[RECORD SET — start]
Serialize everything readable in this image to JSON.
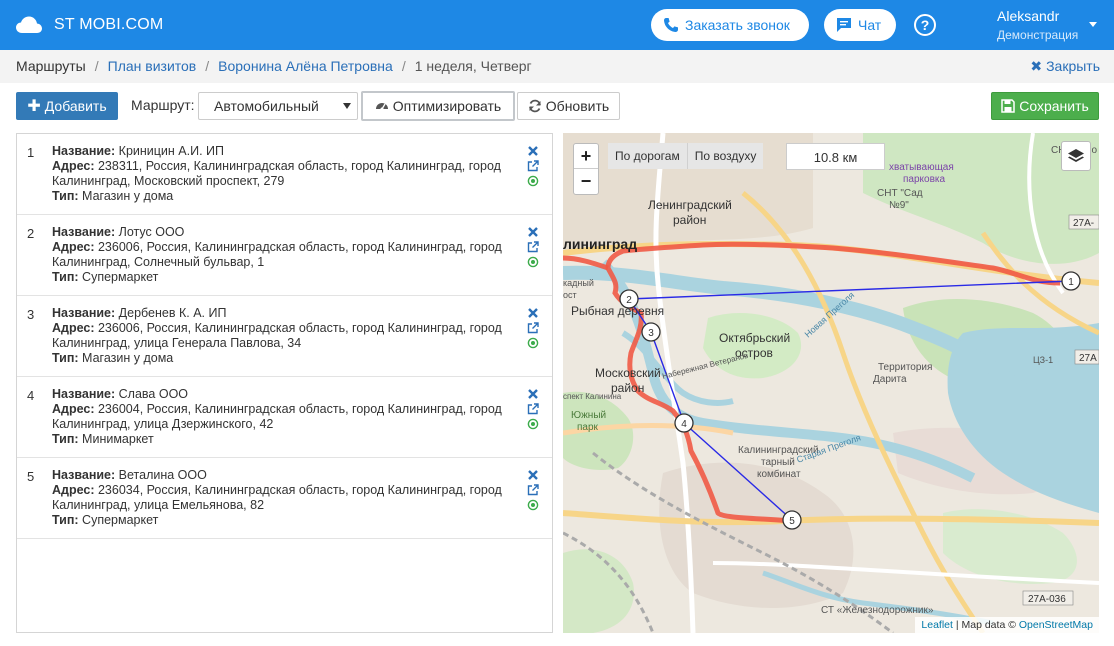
{
  "header": {
    "brand": "ST MOBI.COM",
    "call_button": "Заказать звонок",
    "chat_button": "Чат",
    "help": "?",
    "user_name": "Aleksandr",
    "user_role": "Демонстрация"
  },
  "breadcrumbs": {
    "items": [
      "Маршруты",
      "План визитов",
      "Воронина Алёна Петровна"
    ],
    "current": "1 неделя, Четверг",
    "close": "Закрыть"
  },
  "toolbar": {
    "add": "Добавить",
    "route_label": "Маршрут:",
    "route_value": "Автомобильный",
    "optimize": "Оптимизировать",
    "refresh": "Обновить",
    "save": "Сохранить"
  },
  "field_labels": {
    "name": "Название:",
    "address": "Адрес:",
    "type": "Тип:"
  },
  "visits": [
    {
      "num": "1",
      "name": "Криницин А.И. ИП",
      "address": "238311, Россия, Калининградская область, город Калининград, город Калининград, Московский проспект, 279",
      "type": "Магазин у дома"
    },
    {
      "num": "2",
      "name": "Лотус ООО",
      "address": "236006, Россия, Калининградская область, город Калининград, город Калининград, Солнечный бульвар, 1",
      "type": "Супермаркет"
    },
    {
      "num": "3",
      "name": "Дербенев К. А. ИП",
      "address": "236006, Россия, Калининградская область, город Калининград, город Калининград, улица Генерала Павлова, 34",
      "type": "Магазин у дома"
    },
    {
      "num": "4",
      "name": "Слава ООО",
      "address": "236004, Россия, Калининградская область, город Калининград, город Калининград, улица Дзержинского, 42",
      "type": "Минимаркет"
    },
    {
      "num": "5",
      "name": "Веталина ООО",
      "address": "236034, Россия, Калининградская область, город Калининград, город Калининград, улица Емельянова, 82",
      "type": "Супермаркет"
    }
  ],
  "map": {
    "zoom_in": "+",
    "zoom_out": "−",
    "mode_road": "По дорогам",
    "mode_air": "По воздуху",
    "distance": "10.8 км",
    "labels": {
      "leningradsky": "Ленинградский",
      "rayon": "район",
      "kaliningrad": "лининград",
      "rybnaya": "Рыбная деревня",
      "oktyabrsky": "Октябрьский",
      "ostrov": "остров",
      "moskovsky": "Московский",
      "yuzhny": "Южный",
      "park": "парк",
      "territory": "Территория",
      "darita": "Дарита",
      "kombinat1": "Калининградский",
      "kombinat2": "тарный",
      "kombinat3": "комбинат",
      "parkovka1": "хватывающая",
      "parkovka2": "парковка",
      "snt_sad": "СНТ \"Сад",
      "snt_9": "№9\"",
      "snt_kolos": "СНТ Коло",
      "zhd": "СТ «Железнодорожник»",
      "road_27a_1": "27А-",
      "road_27a_2": "27А",
      "road_27a_036": "27А-036",
      "ts3": "ЦЗ-1",
      "naberezhnaya": "Набережная Ветеранов",
      "novaya": "Новая Преголя",
      "staraya": "Старая Преголя",
      "prospekt": "спект Калинина",
      "kadny": "кадный",
      "ost": "ост"
    },
    "markers": [
      "1",
      "2",
      "3",
      "4",
      "5"
    ],
    "attribution_leaflet": "Leaflet",
    "attribution_text": " | Map data © ",
    "attribution_osm": "OpenStreetMap"
  },
  "colors": {
    "primary": "#1e88e5",
    "add_button": "#337ab7",
    "save_button": "#4cae4c",
    "route_road": "#f05a46",
    "route_air": "#2a2ae6"
  }
}
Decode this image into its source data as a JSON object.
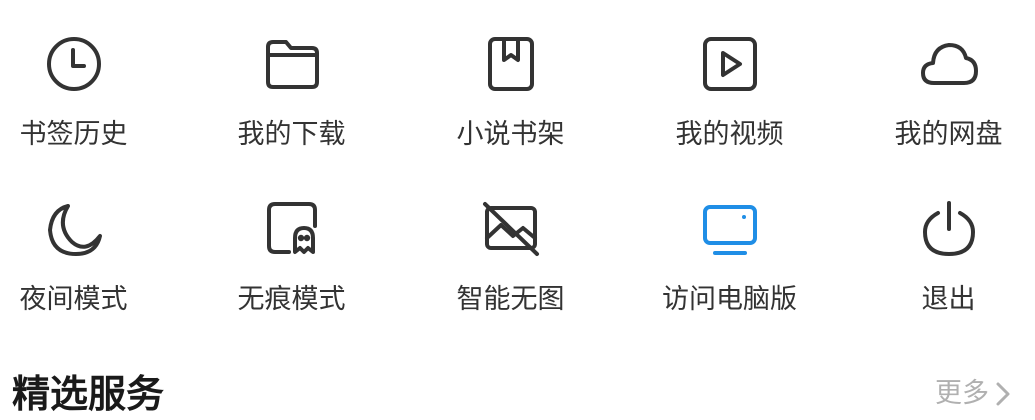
{
  "menu": {
    "items": [
      {
        "label": "书签历史",
        "icon": "clock-icon"
      },
      {
        "label": "我的下载",
        "icon": "folder-icon"
      },
      {
        "label": "小说书架",
        "icon": "book-icon"
      },
      {
        "label": "我的视频",
        "icon": "video-play-icon"
      },
      {
        "label": "我的网盘",
        "icon": "cloud-icon"
      },
      {
        "label": "夜间模式",
        "icon": "moon-icon"
      },
      {
        "label": "无痕模式",
        "icon": "ghost-icon"
      },
      {
        "label": "智能无图",
        "icon": "no-image-icon"
      },
      {
        "label": "访问电脑版",
        "icon": "desktop-monitor-icon"
      },
      {
        "label": "退出",
        "icon": "power-icon"
      }
    ]
  },
  "section": {
    "title": "精选服务",
    "more_label": "更多"
  },
  "colors": {
    "icon_default": "#333333",
    "icon_accent": "#1f8ee6",
    "muted_text": "#b0b0b0"
  }
}
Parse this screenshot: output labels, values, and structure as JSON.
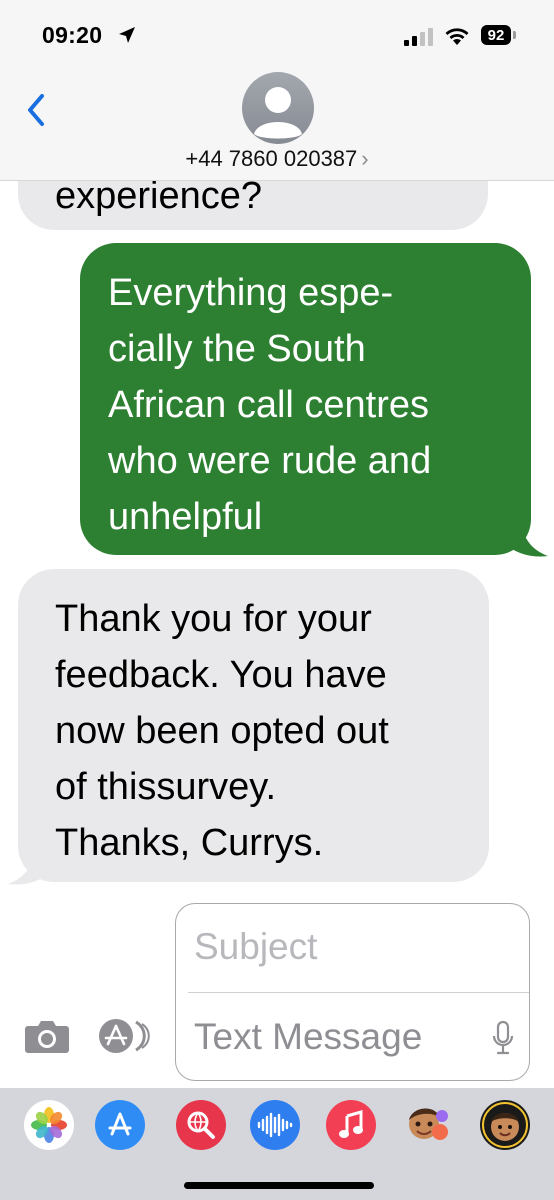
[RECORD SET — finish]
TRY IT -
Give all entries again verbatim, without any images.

ANSWER TO THIS TASK -
Serialize everything readable in this image to JSON.
{
  "header": {
    "brand": "ST MOBI.COM",
    "call_button": "Заказать звонок",
    "chat_button": "Чат",
    "help": "?",
    "user_name": "Aleksandr",
    "user_role": "Демонстрация"
  },
  "breadcrumbs": {
    "items": [
      "Маршруты",
      "План визитов",
      "Воронина Алёна Петровна"
    ],
    "current": "1 неделя, Четверг",
    "close": "Закрыть"
  },
  "toolbar": {
    "add": "Добавить",
    "route_label": "Маршрут:",
    "route_value": "Автомобильный",
    "optimize": "Оптимизировать",
    "refresh": "Обновить",
    "save": "Сохранить"
  },
  "field_labels": {
    "name": "Название:",
    "address": "Адрес:",
    "type": "Тип:"
  },
  "visits": [
    {
      "num": "1",
      "name": "Криницин А.И. ИП",
      "address": "238311, Россия, Калининградская область, город Калининград, город Калининград, Московский проспект, 279",
      "type": "Магазин у дома"
    },
    {
      "num": "2",
      "name": "Лотус ООО",
      "address": "236006, Россия, Калининградская область, город Калининград, город Калининград, Солнечный бульвар, 1",
      "type": "Супермаркет"
    },
    {
      "num": "3",
      "name": "Дербенев К. А. ИП",
      "address": "236006, Россия, Калининградская область, город Калининград, город Калининград, улица Генерала Павлова, 34",
      "type": "Магазин у дома"
    },
    {
      "num": "4",
      "name": "Слава ООО",
      "address": "236004, Россия, Калининградская область, город Калининград, город Калининград, улица Дзержинского, 42",
      "type": "Минимаркет"
    },
    {
      "num": "5",
      "name": "Веталина ООО",
      "address": "236034, Россия, Калининградская область, город Калининград, город Калининград, улица Емельянова, 82",
      "type": "Супермаркет"
    }
  ],
  "map": {
    "zoom_in": "+",
    "zoom_out": "−",
    "mode_road": "По дорогам",
    "mode_air": "По воздуху",
    "distance": "10.8 км",
    "labels": {
      "leningradsky": "Ленинградский",
      "rayon": "район",
      "kaliningrad": "лининград",
      "rybnaya": "Рыбная деревня",
      "oktyabrsky": "Октябрьский",
      "ostrov": "остров",
      "moskovsky": "Московский",
      "yuzhny": "Южный",
      "park": "парк",
      "territory": "Территория",
      "darita": "Дарита",
      "kombinat1": "Калининградский",
      "kombinat2": "тарный",
      "kombinat3": "комбинат",
      "parkovka1": "хватывающая",
      "parkovka2": "парковка",
      "snt_sad": "СНТ \"Сад",
      "snt_9": "№9\"",
      "snt_kolos": "СНТ Коло",
      "zhd": "СТ «Железнодорожник»",
      "road_27a_1": "27А-",
      "road_27a_2": "27А",
      "road_27a_036": "27А-036",
      "ts3": "ЦЗ-1",
      "naberezhnaya": "Набережная Ветеранов",
      "novaya": "Новая Преголя",
      "staraya": "Старая Преголя",
      "prospekt": "спект Калинина",
      "kadny": "кадный",
      "ost": "ост"
    },
    "markers": [
      "1",
      "2",
      "3",
      "4",
      "5"
    ],
    "attribution_leaflet": "Leaflet",
    "attribution_text": " | Map data © ",
    "attribution_osm": "OpenStreetMap"
  },
  "colors": {
    "primary": "#1e88e5",
    "add_button": "#337ab7",
    "save_button": "#4cae4c",
    "route_road": "#f05a46",
    "route_air": "#2a2ae6"
  }
}
Decode this image into its source data as a JSON object.
{
  "menu": {
    "items": [
      {
        "label": "书签历史",
        "icon": "clock-icon"
      },
      {
        "label": "我的下载",
        "icon": "folder-icon"
      },
      {
        "label": "小说书架",
        "icon": "book-icon"
      },
      {
        "label": "我的视频",
        "icon": "video-play-icon"
      },
      {
        "label": "我的网盘",
        "icon": "cloud-icon"
      },
      {
        "label": "夜间模式",
        "icon": "moon-icon"
      },
      {
        "label": "无痕模式",
        "icon": "ghost-icon"
      },
      {
        "label": "智能无图",
        "icon": "no-image-icon"
      },
      {
        "label": "访问电脑版",
        "icon": "desktop-monitor-icon"
      },
      {
        "label": "退出",
        "icon": "power-icon"
      }
    ]
  },
  "section": {
    "title": "精选服务",
    "more_label": "更多"
  },
  "colors": {
    "icon_default": "#333333",
    "icon_accent": "#1f8ee6",
    "muted_text": "#b0b0b0"
  }
}
Parse this screenshot: output labels, values, and structure as JSON.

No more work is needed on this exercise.